I am a PhD candidate in Economics at UC Berkeley.
I am on the job market and will be available for interviews at the January 2017 ASSA meetings in Chicago.
My research is in labor economics and focuses on job loss and the importance of firms in workers' labor market outcomes.
You can view my CV here.
Job Market Paper
I test for asymmetric information in the labor market by studying how earnings losses of displaced workers vary with the degree of selection in employers’ layoff decisions. Using matched employer-employee data on the universe of mass layoffs in West Germany from 1980 to 2009, I characterize each of the 4,400 mass layoffs by the relative probabilities of displacement for different types of workers. I find substantial heterogeneity in layoff rules across establishments, with the most common types being based on relative tenure, relative wages, or occupation. Laying off workers with low tenure—which I interpret as a less selective layoff rule—has become less common, while laying off workers with low relative wages—which I interpret as a more selective layoff rule—has become more common. I also find an increase in wage-based layoffs and a decrease in tenure-based layoffs in recessions. I develop an asymmetric employer learning model with heterogeneous firing costs that implies that earnings losses are smaller for workers involved in tenure-based layoffs, since these layoffs do not serve as a negative signal of workers’ productivity. I find strong support for this prediction: earnings losses are 20% smaller for workers displaced in a tenure-based layoff than similar workers displaced in a wage-based layoff. Selective layoffs are particularly costly for less-educated workers and workers in high-skilled service occupations, suggesting that asymmetric learning by incumbent employers is more prevalent for these groups.

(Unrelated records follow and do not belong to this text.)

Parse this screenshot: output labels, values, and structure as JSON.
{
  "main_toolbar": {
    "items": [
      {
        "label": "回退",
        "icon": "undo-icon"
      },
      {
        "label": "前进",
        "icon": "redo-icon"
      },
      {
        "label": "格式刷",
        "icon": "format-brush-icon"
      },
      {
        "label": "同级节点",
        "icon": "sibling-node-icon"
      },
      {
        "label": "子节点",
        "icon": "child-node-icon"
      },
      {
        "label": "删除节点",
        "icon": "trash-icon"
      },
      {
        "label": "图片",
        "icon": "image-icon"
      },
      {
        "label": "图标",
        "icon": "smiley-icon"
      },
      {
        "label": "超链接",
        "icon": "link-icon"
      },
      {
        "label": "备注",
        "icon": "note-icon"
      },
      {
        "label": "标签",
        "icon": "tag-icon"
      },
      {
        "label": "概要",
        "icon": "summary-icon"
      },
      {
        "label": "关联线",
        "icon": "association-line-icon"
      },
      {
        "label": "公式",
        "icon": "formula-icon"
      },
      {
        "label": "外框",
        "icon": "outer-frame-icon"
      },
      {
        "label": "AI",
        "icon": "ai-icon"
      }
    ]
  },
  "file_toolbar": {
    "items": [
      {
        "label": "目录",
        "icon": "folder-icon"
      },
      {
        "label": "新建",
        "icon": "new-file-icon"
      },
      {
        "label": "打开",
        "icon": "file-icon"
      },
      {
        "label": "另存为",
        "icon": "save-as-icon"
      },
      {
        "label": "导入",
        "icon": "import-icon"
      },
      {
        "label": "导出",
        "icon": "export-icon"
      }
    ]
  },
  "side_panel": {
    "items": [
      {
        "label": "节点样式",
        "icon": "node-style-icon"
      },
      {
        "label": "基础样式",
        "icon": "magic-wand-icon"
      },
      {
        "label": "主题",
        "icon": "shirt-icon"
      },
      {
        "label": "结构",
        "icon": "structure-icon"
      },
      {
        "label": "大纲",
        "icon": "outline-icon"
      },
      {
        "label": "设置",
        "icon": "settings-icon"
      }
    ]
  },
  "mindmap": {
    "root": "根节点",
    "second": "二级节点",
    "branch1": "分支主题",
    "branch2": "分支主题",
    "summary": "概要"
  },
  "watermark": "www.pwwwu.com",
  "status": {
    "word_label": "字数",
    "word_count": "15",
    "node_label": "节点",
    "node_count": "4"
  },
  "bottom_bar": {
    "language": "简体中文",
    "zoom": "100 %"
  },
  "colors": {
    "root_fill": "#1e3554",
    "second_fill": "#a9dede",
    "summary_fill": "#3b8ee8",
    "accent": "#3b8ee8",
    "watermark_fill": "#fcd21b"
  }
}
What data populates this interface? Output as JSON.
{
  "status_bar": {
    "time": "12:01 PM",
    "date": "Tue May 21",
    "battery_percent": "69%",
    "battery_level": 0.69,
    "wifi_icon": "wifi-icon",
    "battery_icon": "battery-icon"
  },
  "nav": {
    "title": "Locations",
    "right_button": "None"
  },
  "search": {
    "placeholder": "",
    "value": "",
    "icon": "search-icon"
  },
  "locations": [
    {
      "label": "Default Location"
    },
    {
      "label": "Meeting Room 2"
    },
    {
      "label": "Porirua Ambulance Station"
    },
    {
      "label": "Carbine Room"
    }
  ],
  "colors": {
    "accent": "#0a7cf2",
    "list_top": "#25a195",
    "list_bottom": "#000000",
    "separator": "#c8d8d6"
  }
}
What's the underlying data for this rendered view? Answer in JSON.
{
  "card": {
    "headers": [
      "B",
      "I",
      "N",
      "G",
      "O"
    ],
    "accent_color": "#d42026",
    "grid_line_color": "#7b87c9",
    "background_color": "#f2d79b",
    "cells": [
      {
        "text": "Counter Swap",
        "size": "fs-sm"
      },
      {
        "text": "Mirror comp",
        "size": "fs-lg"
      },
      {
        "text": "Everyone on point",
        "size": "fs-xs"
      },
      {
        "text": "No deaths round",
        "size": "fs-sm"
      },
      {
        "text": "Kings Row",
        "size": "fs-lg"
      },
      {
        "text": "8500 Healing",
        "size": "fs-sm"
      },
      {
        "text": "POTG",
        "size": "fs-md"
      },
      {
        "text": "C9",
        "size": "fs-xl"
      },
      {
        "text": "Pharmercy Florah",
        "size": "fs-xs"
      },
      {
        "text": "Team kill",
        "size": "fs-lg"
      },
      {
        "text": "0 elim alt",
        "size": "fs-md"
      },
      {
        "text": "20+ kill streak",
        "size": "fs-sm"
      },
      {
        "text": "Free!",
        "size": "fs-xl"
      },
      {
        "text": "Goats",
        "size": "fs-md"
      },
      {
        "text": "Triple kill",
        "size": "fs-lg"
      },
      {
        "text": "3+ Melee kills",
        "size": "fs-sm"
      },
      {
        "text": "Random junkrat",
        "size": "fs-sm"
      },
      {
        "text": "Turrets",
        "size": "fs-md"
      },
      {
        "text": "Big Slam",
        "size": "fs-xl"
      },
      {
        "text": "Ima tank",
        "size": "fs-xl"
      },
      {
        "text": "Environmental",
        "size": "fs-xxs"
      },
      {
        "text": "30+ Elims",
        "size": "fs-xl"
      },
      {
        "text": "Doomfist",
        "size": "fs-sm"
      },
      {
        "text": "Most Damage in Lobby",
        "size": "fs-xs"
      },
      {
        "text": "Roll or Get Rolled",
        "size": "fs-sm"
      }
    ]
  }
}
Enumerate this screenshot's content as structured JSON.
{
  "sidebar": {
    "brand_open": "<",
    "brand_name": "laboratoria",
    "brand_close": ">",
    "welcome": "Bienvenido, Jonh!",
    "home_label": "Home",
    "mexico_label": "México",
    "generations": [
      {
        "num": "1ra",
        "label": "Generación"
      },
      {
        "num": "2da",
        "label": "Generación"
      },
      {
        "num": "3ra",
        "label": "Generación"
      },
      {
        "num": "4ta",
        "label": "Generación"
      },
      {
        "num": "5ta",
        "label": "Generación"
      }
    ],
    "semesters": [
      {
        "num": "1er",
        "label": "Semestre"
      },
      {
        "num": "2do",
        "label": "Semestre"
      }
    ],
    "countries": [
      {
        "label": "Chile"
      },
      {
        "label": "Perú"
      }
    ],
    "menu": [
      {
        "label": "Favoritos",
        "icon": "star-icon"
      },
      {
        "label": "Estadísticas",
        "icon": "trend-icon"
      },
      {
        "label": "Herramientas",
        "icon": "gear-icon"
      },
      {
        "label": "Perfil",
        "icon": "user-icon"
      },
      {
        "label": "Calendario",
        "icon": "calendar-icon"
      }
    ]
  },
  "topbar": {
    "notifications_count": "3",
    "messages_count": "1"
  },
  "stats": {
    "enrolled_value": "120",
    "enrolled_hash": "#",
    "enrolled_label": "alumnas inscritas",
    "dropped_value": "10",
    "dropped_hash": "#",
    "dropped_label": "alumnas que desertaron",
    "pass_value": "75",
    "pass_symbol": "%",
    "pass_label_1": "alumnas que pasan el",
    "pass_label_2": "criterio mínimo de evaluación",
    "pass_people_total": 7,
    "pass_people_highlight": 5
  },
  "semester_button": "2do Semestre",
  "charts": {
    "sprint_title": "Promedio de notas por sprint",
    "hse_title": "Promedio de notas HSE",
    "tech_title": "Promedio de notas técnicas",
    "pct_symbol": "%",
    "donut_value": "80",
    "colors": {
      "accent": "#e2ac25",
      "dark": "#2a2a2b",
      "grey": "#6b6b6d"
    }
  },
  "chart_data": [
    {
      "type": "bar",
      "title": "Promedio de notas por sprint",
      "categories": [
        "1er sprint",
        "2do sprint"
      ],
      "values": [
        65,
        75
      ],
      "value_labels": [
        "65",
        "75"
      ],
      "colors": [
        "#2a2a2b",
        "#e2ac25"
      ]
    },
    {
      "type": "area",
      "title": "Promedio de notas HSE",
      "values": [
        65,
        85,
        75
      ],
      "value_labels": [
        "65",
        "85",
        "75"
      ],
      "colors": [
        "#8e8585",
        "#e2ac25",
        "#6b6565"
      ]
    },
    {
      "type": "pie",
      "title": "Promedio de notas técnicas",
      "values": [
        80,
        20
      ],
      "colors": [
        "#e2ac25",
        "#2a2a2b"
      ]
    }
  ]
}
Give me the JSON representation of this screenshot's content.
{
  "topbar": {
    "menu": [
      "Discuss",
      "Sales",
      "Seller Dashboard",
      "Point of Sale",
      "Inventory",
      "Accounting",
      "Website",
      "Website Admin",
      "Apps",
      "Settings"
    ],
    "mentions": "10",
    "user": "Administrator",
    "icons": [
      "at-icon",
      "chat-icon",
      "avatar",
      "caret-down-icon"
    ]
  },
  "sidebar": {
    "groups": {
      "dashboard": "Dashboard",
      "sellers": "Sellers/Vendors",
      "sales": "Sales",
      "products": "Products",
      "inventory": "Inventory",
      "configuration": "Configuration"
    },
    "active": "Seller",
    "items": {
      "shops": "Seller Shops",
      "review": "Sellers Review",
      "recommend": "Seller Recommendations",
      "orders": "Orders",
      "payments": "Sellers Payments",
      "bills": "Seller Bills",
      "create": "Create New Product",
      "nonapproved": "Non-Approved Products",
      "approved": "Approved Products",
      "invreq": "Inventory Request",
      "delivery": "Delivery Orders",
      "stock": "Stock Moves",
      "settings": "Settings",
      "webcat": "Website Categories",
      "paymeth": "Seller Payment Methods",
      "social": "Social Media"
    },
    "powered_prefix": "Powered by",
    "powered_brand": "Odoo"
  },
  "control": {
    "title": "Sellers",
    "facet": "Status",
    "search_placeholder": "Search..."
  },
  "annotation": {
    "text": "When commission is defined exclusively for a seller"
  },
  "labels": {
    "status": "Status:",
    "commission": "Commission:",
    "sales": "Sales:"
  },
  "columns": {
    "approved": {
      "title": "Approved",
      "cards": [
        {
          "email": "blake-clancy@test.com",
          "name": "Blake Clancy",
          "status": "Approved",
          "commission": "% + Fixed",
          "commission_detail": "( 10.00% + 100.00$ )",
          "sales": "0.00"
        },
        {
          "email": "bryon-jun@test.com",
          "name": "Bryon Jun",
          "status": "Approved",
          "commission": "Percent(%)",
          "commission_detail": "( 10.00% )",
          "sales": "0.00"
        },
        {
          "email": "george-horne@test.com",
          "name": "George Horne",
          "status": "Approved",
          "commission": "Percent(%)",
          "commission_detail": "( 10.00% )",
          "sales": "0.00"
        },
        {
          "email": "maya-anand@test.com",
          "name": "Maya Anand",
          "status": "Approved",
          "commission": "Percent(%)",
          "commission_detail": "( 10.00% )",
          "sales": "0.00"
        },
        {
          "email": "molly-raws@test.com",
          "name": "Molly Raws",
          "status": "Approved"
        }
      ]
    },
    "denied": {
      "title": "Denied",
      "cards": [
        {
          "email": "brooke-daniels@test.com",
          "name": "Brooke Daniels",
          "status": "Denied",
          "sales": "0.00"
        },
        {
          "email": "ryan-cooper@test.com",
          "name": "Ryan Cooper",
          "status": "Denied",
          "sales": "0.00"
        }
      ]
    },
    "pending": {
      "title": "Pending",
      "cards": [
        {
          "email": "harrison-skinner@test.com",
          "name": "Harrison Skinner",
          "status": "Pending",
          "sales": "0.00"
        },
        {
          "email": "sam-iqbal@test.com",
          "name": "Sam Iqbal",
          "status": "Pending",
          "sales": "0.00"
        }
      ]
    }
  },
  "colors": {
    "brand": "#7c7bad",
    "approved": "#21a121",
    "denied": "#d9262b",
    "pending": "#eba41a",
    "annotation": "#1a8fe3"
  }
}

Work in progress
Academic salary compression and the estimation of distributions using summary statistics (with James McDonald)
Academic salary compression occurs when professors of lower professorial rank earn salaries close to—or even higher than—salaries of more senior faculty. We present a modified maximum likelihood method for fitting flexible Dagum distributions to limited data that provide only the minimum, maximum, mean, and sample size, and we use this method to study salary compression across 15 academic disciplines over the past 22 years. After examining mean-based compression ratios, we estimate salary percentiles and explore stochastic dominance relationships between estimated salary distributions for different disciplines and professorial ranks. Although salary compression is not seen in most academic disciplines, it is prevalent in accounting, economics, and finance, is increasing in these disciplines over time, and exhibits examples of stochastic dominance. In addition, salary compression increases as competing nonacademic salaries increase. We evaluate our methodology for estimating distributions and show that it would be useful in a variety of settings.
Quasi-experimental estimates of the cost of job loss: A regression discontinuity approach using strict seniority layoff rules
I estimate the cost of job loss to workers in a regression discontinuity framework using matched employer-employee data on downsizing establishments that use a strict tenure cutoff to choose which workers to lay off. I identify the tenure cutoff for each establishment utilizing precise timing on job start and end dates, and I then estimate the effect of job displacement on workers' earnings, wages, and days worked using regression discontinuity methods. Pooling together different establishments allows me to estimate the cost of job loss to workers at various levels of tenure. I compare my estimates with those from event studies and other approaches to evaluate the degree of bias in past estimates from selection issues regarding which workers are laid off.
Layoff rules over the business cycle
Using administrative data on the universe of mass layoffs in West Germany from 1980 to 2009, I explore changes in firm layoff behavior over the business cycle and implications of these changes for the labor market. During recessions establishments are less likely to lay off their low-seniority and college-educated workers and more likely to lay off their female workers and workers with low relative wages. These business cycle effects are stronger in the post-1995 period, likely due to liberalizing labor market reforms and a decline in collective bargaining. I investigate the importance of these findings for how the composition of unemployed workers changes over the business cycle, and I find that the cyclicality of establishments' layoff rules can explain part of the increased cost of job loss and increased duration of unemployment for workers displaced in recessions. Finally, I study the relationship between changes in the cyclicality of layoff rules and changes in the cyclicality of labor productivity and consider different models that can explain these results.
Wage dispersion and search frictions (with Benjamin Schoefer)
Skewness and kurtosis properties of income distribution models, with James McDonald and Patrick Turley. Review of Income and Wealth, 2013, 59(2), 360-374.